··· Data shown ···
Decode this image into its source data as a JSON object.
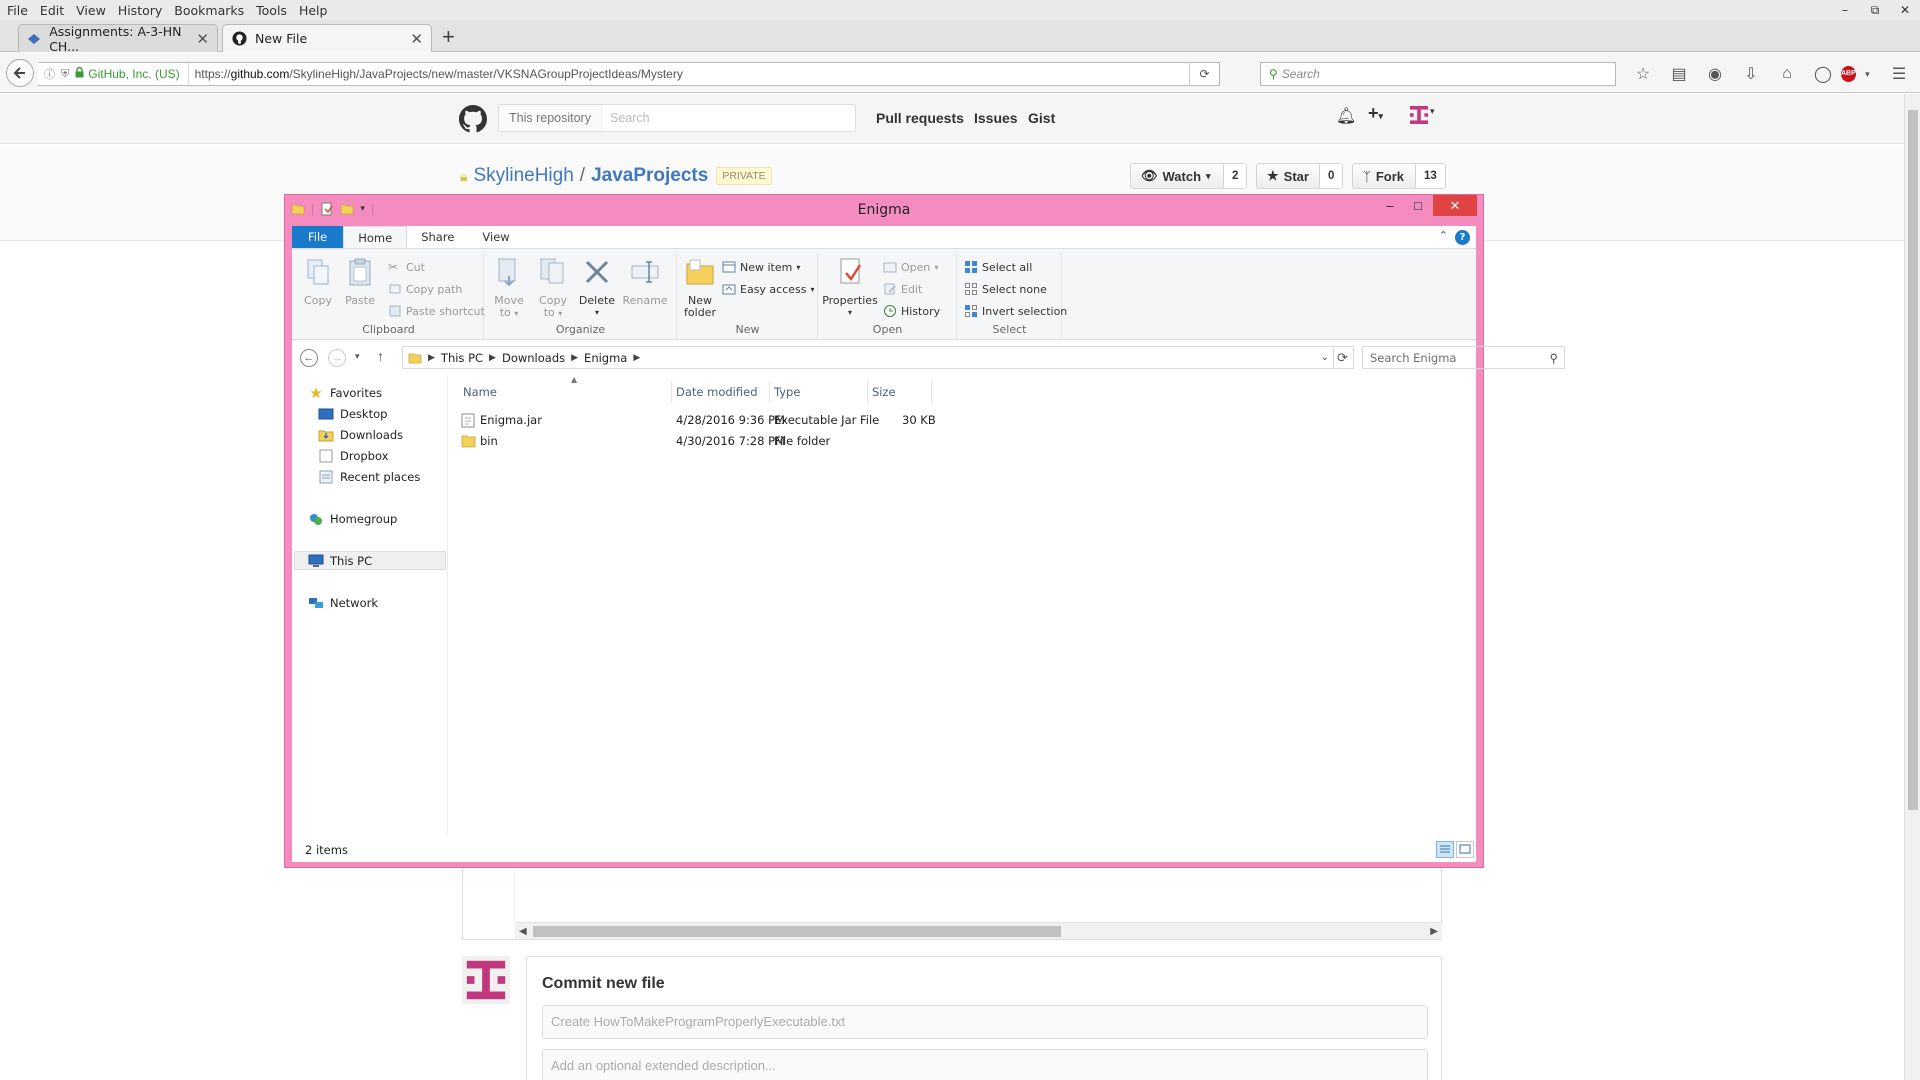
{
  "browser": {
    "menu": [
      "File",
      "Edit",
      "View",
      "History",
      "Bookmarks",
      "Tools",
      "Help"
    ],
    "tabs": [
      {
        "label": "Assignments: A-3-HN CH..."
      },
      {
        "label": "New File"
      }
    ],
    "identity": "GitHub, Inc. (US)",
    "url_prefix": "https://",
    "url_domain": "github.com",
    "url_path": "/SkylineHigh/JavaProjects/new/master/VKSNAGroupProjectIdeas/Mystery",
    "search_placeholder": "Search"
  },
  "github": {
    "search_scope": "This repository",
    "search_placeholder": "Search",
    "nav": [
      "Pull requests",
      "Issues",
      "Gist"
    ],
    "owner": "SkylineHigh",
    "repo": "JavaProjects",
    "private_label": "PRIVATE",
    "watch": {
      "label": "Watch",
      "count": "2"
    },
    "star": {
      "label": "Star",
      "count": "0"
    },
    "fork": {
      "label": "Fork",
      "count": "13"
    },
    "commit_title": "Commit new file",
    "commit_placeholder": "Create HowToMakeProgramProperlyExecutable.txt",
    "description_placeholder": "Add an optional extended description..."
  },
  "explorer": {
    "title": "Enigma",
    "ribbon_tabs": [
      "File",
      "Home",
      "Share",
      "View"
    ],
    "groups": {
      "clipboard": {
        "label": "Clipboard",
        "copy": "Copy",
        "paste": "Paste",
        "cut": "Cut",
        "copy_path": "Copy path",
        "paste_shortcut": "Paste shortcut"
      },
      "organize": {
        "label": "Organize",
        "move_to_1": "Move",
        "move_to_2": "to",
        "copy_to_1": "Copy",
        "copy_to_2": "to",
        "delete": "Delete",
        "rename": "Rename"
      },
      "new": {
        "label": "New",
        "new_folder_1": "New",
        "new_folder_2": "folder",
        "new_item": "New item",
        "easy_access": "Easy access"
      },
      "open": {
        "label": "Open",
        "properties": "Properties",
        "open": "Open",
        "edit": "Edit",
        "history": "History"
      },
      "select": {
        "label": "Select",
        "select_all": "Select all",
        "select_none": "Select none",
        "invert": "Invert selection"
      }
    },
    "breadcrumb": [
      "This PC",
      "Downloads",
      "Enigma"
    ],
    "search_placeholder": "Search Enigma",
    "nav": {
      "favorites": "Favorites",
      "desktop": "Desktop",
      "downloads": "Downloads",
      "dropbox": "Dropbox",
      "recent": "Recent places",
      "homegroup": "Homegroup",
      "this_pc": "This PC",
      "network": "Network"
    },
    "columns": {
      "name": "Name",
      "date": "Date modified",
      "type": "Type",
      "size": "Size"
    },
    "files": [
      {
        "name": "Enigma.jar",
        "date": "4/28/2016 9:36 PM",
        "type": "Executable Jar File",
        "size": "30 KB"
      },
      {
        "name": "bin",
        "date": "4/30/2016 7:28 PM",
        "type": "File folder",
        "size": ""
      }
    ],
    "status": "2 items"
  }
}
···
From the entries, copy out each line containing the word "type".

* **Answer to this exercise**:
      "type": "Type",
        "type": "Executable Jar File",
        "type": "File folder",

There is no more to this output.